A study released at the end of May by Climate Central found that climate change has added almost a month of extra exposure to extreme heat for the average person.

Pershing said it appears that the U.S. is in for another scorching summer.

“You know, we expect that when the global numbers start to come out, you know, in a couple of weeks, that they'll say that May was again, the warmest May ever and so that will be 12 months in a row that were the warmest of those months,” Pershing said.

To address the lethal heat, Arizona Gov. Katie Hobbs announced the state’s first Extreme Heat Preparedness Plan. The plan lays out short-term goals and long-term goals to provide heat relief.

The goals include improving and deploying new cooling centers with expanded hours, providing safe and affordable housing, and updating emergency response. In 2022, an investigation by Scripps News Phoenix found that some cooling centers were closing as early as 3 p.m.

At the end of May, St. Vincent de Paul launched their "100 Days of Summer" campaign. Each month will focus on a high-need item including water, food, and shelter.

St. Vincent de Paul chief program officer Jessica Berg said the organization plans to spend roughly $100,000 on bottled water to keep people hydrated over the summer, adding that each day they go through roughly 6,500 water bottles.

The nonprofit in Phoenix also plans to open a new building that will accommodate 171 new beds. The new facility is set to open later this summer.

Part of the Extreme Heat Preparedness Plan includes partnerships with cities, counties, and nonprofits to increase heat relief.

Maricopa County announced that it invested $4 million in heat relief efforts this summer, with millions of dollars from the American Rescue Plan — pandemic-era federal funding — expected to dry up. According to the state, the money must be allocated by the end of the 2024 calendar year.

Berg worries there isn’t enough funding to sustain the increased heat-relief efforts moving forward.

“A lot of these new shelters are funded by ARPA funds and those are going to go away,” Berg said.

Dr. Eugene Livar, Arizona's first Chief Heat Officer, tells Scripps News the state will pursue grants as ARPA funds come to an end.

This year the Biden administration launched a heat and health index to help prepare communities for extreme heat and to equip city leaders with data to make informed decisions.
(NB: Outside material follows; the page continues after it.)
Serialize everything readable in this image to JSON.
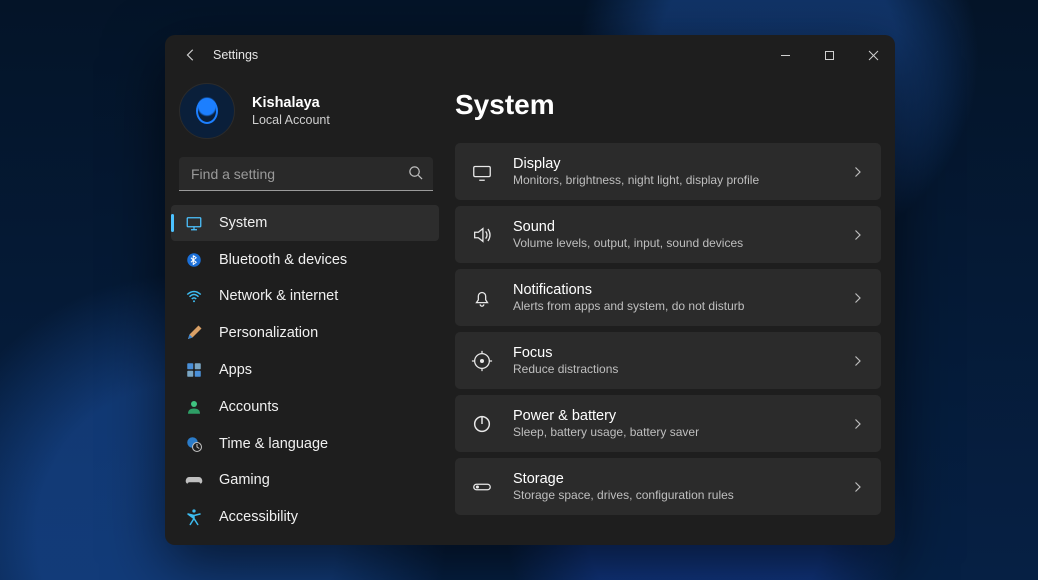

Meanwhile, after more than a year at St. Vincent de Paul, Kalt is moving into a more permanent home.

“I wish they would make more places like this open to the people who need it,” Kalt said.